---------- Exercise input ----------
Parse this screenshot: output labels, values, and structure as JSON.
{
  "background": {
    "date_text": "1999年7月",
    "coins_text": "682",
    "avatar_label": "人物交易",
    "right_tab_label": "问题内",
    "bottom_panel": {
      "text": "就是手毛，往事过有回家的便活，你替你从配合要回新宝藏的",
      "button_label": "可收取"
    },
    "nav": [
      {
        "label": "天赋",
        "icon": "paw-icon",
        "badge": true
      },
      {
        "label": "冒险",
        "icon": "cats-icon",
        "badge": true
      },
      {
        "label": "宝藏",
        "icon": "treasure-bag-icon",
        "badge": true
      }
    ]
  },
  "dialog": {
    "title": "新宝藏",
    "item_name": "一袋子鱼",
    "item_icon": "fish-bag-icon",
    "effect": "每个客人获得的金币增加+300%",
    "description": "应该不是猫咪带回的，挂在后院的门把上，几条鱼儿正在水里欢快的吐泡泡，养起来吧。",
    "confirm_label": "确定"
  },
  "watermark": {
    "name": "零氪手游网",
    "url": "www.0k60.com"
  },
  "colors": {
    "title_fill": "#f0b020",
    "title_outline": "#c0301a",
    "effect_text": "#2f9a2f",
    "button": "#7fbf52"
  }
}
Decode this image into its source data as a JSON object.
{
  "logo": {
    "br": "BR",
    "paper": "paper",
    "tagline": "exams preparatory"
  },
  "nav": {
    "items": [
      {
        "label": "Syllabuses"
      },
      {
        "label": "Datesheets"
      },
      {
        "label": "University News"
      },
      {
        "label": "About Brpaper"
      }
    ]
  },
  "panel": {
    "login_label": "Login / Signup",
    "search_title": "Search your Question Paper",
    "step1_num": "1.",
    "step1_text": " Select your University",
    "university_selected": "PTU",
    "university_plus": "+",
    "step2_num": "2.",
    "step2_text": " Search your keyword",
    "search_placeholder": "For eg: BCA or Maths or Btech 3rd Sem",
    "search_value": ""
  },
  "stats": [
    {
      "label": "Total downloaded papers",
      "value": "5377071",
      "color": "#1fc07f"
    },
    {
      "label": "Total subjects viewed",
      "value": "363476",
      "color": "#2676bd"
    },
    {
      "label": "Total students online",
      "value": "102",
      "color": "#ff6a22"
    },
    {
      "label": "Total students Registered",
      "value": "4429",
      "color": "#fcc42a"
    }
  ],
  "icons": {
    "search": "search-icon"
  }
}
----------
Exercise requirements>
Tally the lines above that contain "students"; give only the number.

Output for this exercise>
2